“Coach Mac” James R “Mac” MacDonald died Tuesday January 14, 2014 at his home in Earlysville. Mac was born in Willimantic, CT on October 20, 1944. After an indifferent scholastic career, he became an inspired, distinguished and passionate teacher, coach and administrator. He graduated from Union College in Schenectady, NY; then fell into teaching because he spoke fluent Spanish which he’d learned while working on the tobacco fields in Connecticut in the summers.
His teaching & coaching spanned 42 years at 3 schools: Eaglebrook in Deerfield, MA, Episcopal High School in Alexandria, VA and St. Anne’s Belfield School in Charlottesville. During his career, he received many accolades; most notably the Malone Prize from St. Anne’s for not only his classroom & athletic contributions, but also his behind the scenes talents—especially setting up sound systems. He loved St. Anne’s; and he also loved coaching football and lacrosse.
His calling to help people came full circle when he returned to EMS through Scottsville Volunteer Rescue Squad. Mac had been an EMT previously, serving in Washington, DC. He served at SVRS as an EMT-Enhanced level provider, and also in the roles of Chief and President. Mac ran countless hours and hundreds of 911 calls, always leading by example in his commitment to the agency and the best interest of the patient. Prior to the rescue squad, he taught motorcycle rider safety classes for Albemarle County. Among his other talents, he possessed a beautiful singing voice and he had been lead singer in a rock n roll band in college.
Mac is survived by his wife of 45 years, Joyce MacDonald; his mother, Lorraine MacDonald and sister, Maria Donaldi, both of New York City. Over the years, he has been devoted to his cats and is survived by Jessie (kitty).
Beloved teacher & coach, dedicated EMT & faithful cat owner, Mac will be missed by all who knew him.
5 thoughts on “James MacDonald ’63”
Very sorry too read this. He was a good guy.
He and Inky will sing up a storm.
Sure enjoyed playing football and lacrosse with Jim. I’m not surprised to learn he had such a varied and distinguished career. My best to Joyce.

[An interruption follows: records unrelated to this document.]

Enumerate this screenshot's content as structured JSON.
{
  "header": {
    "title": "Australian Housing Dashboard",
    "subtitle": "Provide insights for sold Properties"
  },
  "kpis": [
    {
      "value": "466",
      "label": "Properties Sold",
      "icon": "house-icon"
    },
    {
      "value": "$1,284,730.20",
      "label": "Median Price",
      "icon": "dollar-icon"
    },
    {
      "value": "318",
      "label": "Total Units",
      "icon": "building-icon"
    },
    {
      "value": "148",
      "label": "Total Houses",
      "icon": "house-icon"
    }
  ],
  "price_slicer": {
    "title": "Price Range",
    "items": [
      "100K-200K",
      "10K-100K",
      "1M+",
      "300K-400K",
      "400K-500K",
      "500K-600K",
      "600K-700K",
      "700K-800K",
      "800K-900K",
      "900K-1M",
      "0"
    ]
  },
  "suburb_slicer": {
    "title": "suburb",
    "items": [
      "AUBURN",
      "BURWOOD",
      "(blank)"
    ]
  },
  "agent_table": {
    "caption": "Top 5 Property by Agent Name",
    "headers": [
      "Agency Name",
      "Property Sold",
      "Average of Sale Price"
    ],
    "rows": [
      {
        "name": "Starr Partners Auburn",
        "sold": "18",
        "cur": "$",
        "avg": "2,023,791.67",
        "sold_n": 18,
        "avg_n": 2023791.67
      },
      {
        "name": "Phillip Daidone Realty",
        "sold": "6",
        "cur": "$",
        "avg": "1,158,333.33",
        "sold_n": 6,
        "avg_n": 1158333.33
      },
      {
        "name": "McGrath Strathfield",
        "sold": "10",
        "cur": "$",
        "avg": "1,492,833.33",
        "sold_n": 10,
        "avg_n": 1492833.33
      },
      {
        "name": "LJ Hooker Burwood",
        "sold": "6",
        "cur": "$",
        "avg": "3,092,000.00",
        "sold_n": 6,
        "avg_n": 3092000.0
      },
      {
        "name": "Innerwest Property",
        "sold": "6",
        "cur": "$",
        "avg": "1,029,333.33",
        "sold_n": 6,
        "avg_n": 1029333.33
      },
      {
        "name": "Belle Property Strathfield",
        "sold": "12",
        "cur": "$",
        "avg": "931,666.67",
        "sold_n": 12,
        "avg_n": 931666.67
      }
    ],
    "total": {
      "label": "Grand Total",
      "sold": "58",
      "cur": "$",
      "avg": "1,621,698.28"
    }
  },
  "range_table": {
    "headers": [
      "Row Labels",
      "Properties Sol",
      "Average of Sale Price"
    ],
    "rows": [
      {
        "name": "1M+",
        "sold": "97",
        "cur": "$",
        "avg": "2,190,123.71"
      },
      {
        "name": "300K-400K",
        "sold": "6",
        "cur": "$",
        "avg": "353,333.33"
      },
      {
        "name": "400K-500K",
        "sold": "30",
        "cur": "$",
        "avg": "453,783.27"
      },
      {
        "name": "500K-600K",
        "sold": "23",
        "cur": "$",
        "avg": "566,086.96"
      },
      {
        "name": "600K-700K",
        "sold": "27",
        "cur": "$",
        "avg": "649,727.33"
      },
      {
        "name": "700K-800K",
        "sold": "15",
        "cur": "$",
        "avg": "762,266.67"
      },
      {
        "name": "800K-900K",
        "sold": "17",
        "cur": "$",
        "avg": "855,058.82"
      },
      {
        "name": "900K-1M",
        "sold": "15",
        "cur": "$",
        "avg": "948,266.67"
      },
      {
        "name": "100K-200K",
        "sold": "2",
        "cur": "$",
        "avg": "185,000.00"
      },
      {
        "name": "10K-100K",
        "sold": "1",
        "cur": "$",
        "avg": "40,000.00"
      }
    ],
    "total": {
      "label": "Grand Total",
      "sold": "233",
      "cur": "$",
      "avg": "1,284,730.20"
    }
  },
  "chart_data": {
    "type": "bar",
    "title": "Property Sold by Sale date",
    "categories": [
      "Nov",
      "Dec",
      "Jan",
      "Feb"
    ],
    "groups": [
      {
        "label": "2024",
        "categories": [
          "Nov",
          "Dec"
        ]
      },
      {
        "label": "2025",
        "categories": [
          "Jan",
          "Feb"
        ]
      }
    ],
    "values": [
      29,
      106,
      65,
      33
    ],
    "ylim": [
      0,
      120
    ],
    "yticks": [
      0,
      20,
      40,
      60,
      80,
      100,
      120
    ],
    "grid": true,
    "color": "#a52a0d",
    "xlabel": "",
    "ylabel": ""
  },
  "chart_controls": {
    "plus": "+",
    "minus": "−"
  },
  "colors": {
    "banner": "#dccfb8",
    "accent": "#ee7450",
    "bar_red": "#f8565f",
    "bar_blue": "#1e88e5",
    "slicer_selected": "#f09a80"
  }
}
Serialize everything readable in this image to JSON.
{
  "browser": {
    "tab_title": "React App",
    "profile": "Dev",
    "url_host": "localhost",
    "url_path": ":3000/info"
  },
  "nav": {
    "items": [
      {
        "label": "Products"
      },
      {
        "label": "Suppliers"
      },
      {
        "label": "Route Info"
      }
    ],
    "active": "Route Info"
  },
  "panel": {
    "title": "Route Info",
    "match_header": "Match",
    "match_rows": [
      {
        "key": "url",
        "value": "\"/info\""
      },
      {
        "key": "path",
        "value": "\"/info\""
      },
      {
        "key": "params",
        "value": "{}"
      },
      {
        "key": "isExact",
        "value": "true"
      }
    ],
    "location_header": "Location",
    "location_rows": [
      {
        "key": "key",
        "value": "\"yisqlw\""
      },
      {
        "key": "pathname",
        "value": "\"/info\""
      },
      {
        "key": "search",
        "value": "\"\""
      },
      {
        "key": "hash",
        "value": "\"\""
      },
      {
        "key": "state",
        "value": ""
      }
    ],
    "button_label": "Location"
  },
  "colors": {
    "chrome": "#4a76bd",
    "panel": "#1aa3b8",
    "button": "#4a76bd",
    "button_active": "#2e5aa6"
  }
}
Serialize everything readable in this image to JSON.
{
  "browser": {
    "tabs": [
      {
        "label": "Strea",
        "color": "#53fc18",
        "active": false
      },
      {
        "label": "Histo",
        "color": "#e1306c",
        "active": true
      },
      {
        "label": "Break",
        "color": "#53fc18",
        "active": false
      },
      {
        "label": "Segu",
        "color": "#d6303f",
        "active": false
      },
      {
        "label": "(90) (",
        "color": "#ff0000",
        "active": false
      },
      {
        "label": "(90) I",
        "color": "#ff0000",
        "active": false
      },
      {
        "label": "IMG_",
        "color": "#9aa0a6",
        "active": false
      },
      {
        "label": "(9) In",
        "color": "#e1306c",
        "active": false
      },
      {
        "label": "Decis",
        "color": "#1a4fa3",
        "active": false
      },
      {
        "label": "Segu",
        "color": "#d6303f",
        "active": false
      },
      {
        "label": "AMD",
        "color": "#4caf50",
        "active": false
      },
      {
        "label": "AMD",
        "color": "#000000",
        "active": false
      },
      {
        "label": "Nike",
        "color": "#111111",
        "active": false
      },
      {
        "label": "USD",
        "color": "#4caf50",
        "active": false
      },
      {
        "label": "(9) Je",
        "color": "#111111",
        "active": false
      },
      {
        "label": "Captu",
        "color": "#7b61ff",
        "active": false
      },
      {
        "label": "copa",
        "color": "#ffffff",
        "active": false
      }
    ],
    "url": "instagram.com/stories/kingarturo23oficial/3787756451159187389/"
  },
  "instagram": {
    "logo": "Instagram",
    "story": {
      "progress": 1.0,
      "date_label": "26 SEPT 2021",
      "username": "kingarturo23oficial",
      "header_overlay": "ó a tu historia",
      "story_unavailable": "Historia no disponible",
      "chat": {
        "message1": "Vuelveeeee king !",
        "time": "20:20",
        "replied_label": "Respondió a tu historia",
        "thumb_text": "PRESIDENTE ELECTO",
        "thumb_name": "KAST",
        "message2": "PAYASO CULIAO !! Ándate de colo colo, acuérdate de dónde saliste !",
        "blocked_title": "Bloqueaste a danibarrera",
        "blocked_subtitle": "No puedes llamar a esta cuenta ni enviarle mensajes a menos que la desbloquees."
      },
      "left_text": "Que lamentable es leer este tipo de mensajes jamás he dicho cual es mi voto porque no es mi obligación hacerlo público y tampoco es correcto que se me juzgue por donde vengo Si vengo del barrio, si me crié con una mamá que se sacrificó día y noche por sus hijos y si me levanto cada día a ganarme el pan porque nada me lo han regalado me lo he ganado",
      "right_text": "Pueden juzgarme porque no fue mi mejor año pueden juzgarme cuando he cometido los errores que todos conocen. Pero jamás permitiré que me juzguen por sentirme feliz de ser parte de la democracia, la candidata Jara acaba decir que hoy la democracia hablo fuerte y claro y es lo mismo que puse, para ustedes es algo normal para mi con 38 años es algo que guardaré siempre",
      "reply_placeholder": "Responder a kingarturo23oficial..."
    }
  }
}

Jim was a sweet guy and everybody liked him. I remember many bull sessions in his room in Ford Hall
All guitar players have a special bond. I’am saddened to hear that this classmate of mine has passed on.